## Required action
Set down a faithful copy of every record below, with no images.

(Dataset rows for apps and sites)
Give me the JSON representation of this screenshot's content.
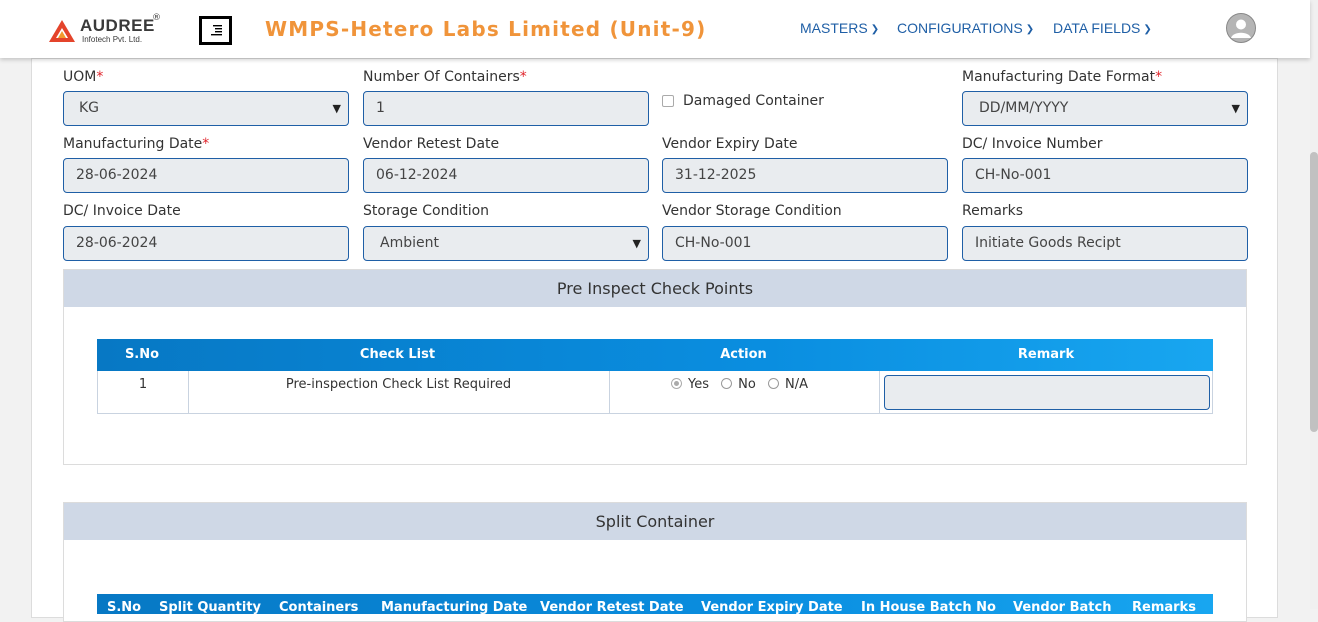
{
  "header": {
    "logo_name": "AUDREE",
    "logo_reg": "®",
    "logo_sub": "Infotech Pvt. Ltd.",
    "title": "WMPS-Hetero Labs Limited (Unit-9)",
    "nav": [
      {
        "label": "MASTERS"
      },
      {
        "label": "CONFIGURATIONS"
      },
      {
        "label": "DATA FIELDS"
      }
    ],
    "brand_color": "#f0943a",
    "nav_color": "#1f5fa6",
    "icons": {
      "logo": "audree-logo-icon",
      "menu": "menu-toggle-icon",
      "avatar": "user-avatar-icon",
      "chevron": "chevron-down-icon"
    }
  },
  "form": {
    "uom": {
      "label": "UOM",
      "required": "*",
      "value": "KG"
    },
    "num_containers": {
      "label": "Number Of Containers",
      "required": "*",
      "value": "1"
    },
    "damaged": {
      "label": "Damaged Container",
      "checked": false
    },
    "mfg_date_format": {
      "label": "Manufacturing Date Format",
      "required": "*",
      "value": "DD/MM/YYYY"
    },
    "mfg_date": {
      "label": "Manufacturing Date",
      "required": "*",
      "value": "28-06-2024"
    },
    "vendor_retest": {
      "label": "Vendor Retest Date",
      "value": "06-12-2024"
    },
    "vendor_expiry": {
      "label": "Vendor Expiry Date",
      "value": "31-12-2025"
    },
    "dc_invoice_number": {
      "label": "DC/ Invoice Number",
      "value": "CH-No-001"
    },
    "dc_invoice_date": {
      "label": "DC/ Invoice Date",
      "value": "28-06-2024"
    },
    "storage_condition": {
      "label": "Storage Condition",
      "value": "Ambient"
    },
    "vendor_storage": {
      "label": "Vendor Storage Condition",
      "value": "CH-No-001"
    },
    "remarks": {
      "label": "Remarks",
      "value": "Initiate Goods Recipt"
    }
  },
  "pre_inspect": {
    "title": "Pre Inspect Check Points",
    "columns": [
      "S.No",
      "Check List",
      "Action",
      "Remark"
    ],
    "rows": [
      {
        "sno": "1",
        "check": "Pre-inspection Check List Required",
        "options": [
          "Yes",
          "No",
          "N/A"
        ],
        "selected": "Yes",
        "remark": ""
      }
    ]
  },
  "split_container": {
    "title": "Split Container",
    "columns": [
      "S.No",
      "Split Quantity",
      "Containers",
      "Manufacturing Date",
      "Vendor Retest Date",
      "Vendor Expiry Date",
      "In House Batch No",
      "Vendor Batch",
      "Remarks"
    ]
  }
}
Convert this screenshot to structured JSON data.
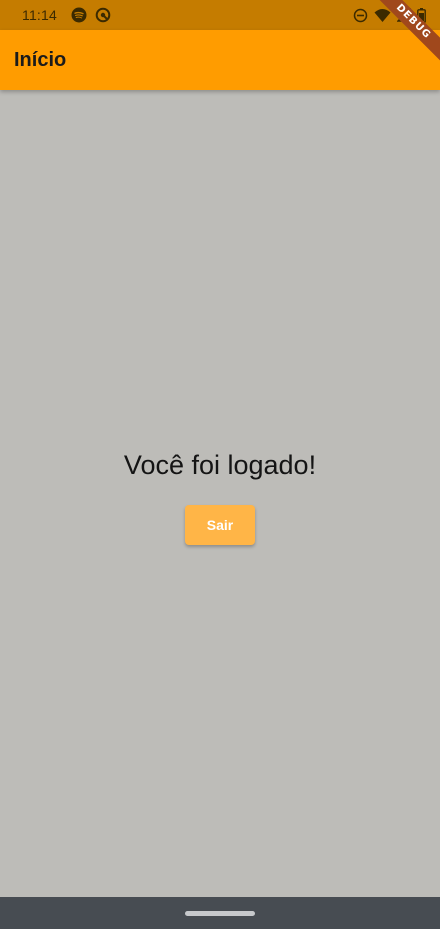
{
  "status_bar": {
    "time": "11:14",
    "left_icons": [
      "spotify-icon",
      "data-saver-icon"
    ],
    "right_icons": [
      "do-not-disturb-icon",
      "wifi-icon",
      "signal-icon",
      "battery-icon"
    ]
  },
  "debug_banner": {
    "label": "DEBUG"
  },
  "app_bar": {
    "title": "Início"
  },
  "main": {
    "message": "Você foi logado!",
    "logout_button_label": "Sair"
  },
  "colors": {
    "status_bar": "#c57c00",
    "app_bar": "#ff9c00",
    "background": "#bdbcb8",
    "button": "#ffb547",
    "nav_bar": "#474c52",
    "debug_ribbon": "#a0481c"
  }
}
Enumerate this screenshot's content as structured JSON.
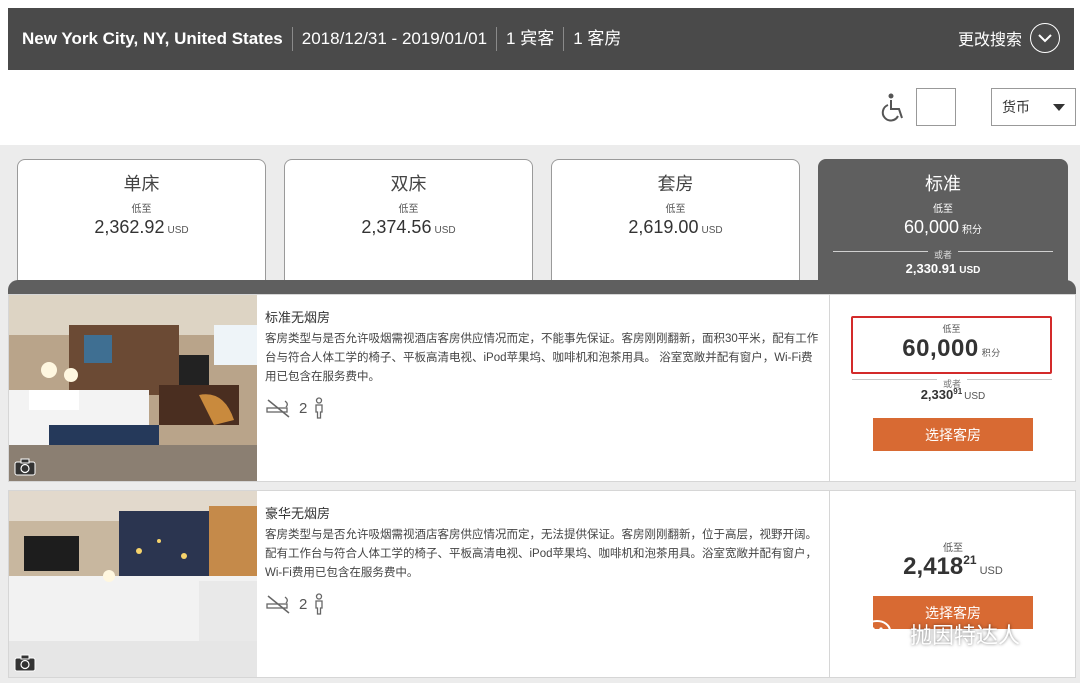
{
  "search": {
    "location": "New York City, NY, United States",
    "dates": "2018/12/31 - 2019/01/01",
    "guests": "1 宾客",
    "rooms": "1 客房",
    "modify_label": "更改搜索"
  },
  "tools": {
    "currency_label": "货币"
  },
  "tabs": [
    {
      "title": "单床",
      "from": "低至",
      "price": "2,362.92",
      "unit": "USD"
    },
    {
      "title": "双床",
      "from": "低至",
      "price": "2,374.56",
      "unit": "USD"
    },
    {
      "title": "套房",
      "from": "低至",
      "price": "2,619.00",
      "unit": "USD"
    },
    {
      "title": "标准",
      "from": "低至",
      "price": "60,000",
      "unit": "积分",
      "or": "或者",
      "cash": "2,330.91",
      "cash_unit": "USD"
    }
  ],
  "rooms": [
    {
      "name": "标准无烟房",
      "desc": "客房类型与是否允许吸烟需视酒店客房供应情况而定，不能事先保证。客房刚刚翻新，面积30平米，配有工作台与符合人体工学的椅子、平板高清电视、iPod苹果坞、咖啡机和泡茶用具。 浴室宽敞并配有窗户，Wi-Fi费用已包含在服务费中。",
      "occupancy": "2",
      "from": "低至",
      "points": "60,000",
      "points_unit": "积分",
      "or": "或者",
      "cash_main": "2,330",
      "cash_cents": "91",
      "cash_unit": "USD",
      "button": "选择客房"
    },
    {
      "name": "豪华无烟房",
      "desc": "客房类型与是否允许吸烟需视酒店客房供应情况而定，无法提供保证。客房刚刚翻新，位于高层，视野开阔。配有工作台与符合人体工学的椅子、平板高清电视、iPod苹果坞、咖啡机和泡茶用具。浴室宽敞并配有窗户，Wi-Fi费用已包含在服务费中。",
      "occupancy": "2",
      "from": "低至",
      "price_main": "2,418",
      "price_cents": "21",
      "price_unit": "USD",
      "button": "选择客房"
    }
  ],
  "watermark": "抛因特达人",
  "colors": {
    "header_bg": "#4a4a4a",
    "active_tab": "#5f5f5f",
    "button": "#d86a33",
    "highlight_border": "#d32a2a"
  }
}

## Solution to the exercise
Give me the JSON representation of this screenshot's content.
{
  "header": {
    "logo_name": "AUDREE",
    "logo_reg": "®",
    "logo_sub": "Infotech Pvt. Ltd.",
    "title": "WMPS-Hetero Labs Limited (Unit-9)",
    "nav": [
      {
        "label": "MASTERS"
      },
      {
        "label": "CONFIGURATIONS"
      },
      {
        "label": "DATA FIELDS"
      }
    ],
    "brand_color": "#f0943a",
    "nav_color": "#1f5fa6",
    "icons": {
      "logo": "audree-logo-icon",
      "menu": "menu-toggle-icon",
      "avatar": "user-avatar-icon",
      "chevron": "chevron-down-icon"
    }
  },
  "form": {
    "uom": {
      "label": "UOM",
      "required": "*",
      "value": "KG"
    },
    "num_containers": {
      "label": "Number Of Containers",
      "required": "*",
      "value": "1"
    },
    "damaged": {
      "label": "Damaged Container",
      "checked": false
    },
    "mfg_date_format": {
      "label": "Manufacturing Date Format",
      "required": "*",
      "value": "DD/MM/YYYY"
    },
    "mfg_date": {
      "label": "Manufacturing Date",
      "required": "*",
      "value": "28-06-2024"
    },
    "vendor_retest": {
      "label": "Vendor Retest Date",
      "value": "06-12-2024"
    },
    "vendor_expiry": {
      "label": "Vendor Expiry Date",
      "value": "31-12-2025"
    },
    "dc_invoice_number": {
      "label": "DC/ Invoice Number",
      "value": "CH-No-001"
    },
    "dc_invoice_date": {
      "label": "DC/ Invoice Date",
      "value": "28-06-2024"
    },
    "storage_condition": {
      "label": "Storage Condition",
      "value": "Ambient"
    },
    "vendor_storage": {
      "label": "Vendor Storage Condition",
      "value": "CH-No-001"
    },
    "remarks": {
      "label": "Remarks",
      "value": "Initiate Goods Recipt"
    }
  },
  "pre_inspect": {
    "title": "Pre Inspect Check Points",
    "columns": [
      "S.No",
      "Check List",
      "Action",
      "Remark"
    ],
    "rows": [
      {
        "sno": "1",
        "check": "Pre-inspection Check List Required",
        "options": [
          "Yes",
          "No",
          "N/A"
        ],
        "selected": "Yes",
        "remark": ""
      }
    ]
  },
  "split_container": {
    "title": "Split Container",
    "columns": [
      "S.No",
      "Split Quantity",
      "Containers",
      "Manufacturing Date",
      "Vendor Retest Date",
      "Vendor Expiry Date",
      "In House Batch No",
      "Vendor Batch",
      "Remarks"
    ]
  }
}
Convert this screenshot to structured JSON data.
{
  "status_bar": {
    "time": "11:14",
    "left_icons": [
      "spotify-icon",
      "data-saver-icon"
    ],
    "right_icons": [
      "do-not-disturb-icon",
      "wifi-icon",
      "signal-icon",
      "battery-icon"
    ]
  },
  "debug_banner": {
    "label": "DEBUG"
  },
  "app_bar": {
    "title": "Início"
  },
  "main": {
    "message": "Você foi logado!",
    "logout_button_label": "Sair"
  },
  "colors": {
    "status_bar": "#c57c00",
    "app_bar": "#ff9c00",
    "background": "#bdbcb8",
    "button": "#ffb547",
    "nav_bar": "#474c52",
    "debug_ribbon": "#a0481c"
  }
}
Enumerate this screenshot's content as structured JSON.
{
  "search": {
    "location": "New York City, NY, United States",
    "dates": "2018/12/31 - 2019/01/01",
    "guests": "1 宾客",
    "rooms": "1 客房",
    "modify_label": "更改搜索"
  },
  "tools": {
    "currency_label": "货币"
  },
  "tabs": [
    {
      "title": "单床",
      "from": "低至",
      "price": "2,362.92",
      "unit": "USD"
    },
    {
      "title": "双床",
      "from": "低至",
      "price": "2,374.56",
      "unit": "USD"
    },
    {
      "title": "套房",
      "from": "低至",
      "price": "2,619.00",
      "unit": "USD"
    },
    {
      "title": "标准",
      "from": "低至",
      "price": "60,000",
      "unit": "积分",
      "or": "或者",
      "cash": "2,330.91",
      "cash_unit": "USD"
    }
  ],
  "rooms": [
    {
      "name": "标准无烟房",
      "desc": "客房类型与是否允许吸烟需视酒店客房供应情况而定，不能事先保证。客房刚刚翻新，面积30平米，配有工作台与符合人体工学的椅子、平板高清电视、iPod苹果坞、咖啡机和泡茶用具。 浴室宽敞并配有窗户，Wi-Fi费用已包含在服务费中。",
      "occupancy": "2",
      "from": "低至",
      "points": "60,000",
      "points_unit": "积分",
      "or": "或者",
      "cash_main": "2,330",
      "cash_cents": "91",
      "cash_unit": "USD",
      "button": "选择客房"
    },
    {
      "name": "豪华无烟房",
      "desc": "客房类型与是否允许吸烟需视酒店客房供应情况而定，无法提供保证。客房刚刚翻新，位于高层，视野开阔。配有工作台与符合人体工学的椅子、平板高清电视、iPod苹果坞、咖啡机和泡茶用具。浴室宽敞并配有窗户，Wi-Fi费用已包含在服务费中。",
      "occupancy": "2",
      "from": "低至",
      "price_main": "2,418",
      "price_cents": "21",
      "price_unit": "USD",
      "button": "选择客房"
    }
  ],
  "watermark": "抛因特达人",
  "colors": {
    "header_bg": "#4a4a4a",
    "active_tab": "#5f5f5f",
    "button": "#d86a33",
    "highlight_border": "#d32a2a"
  }
}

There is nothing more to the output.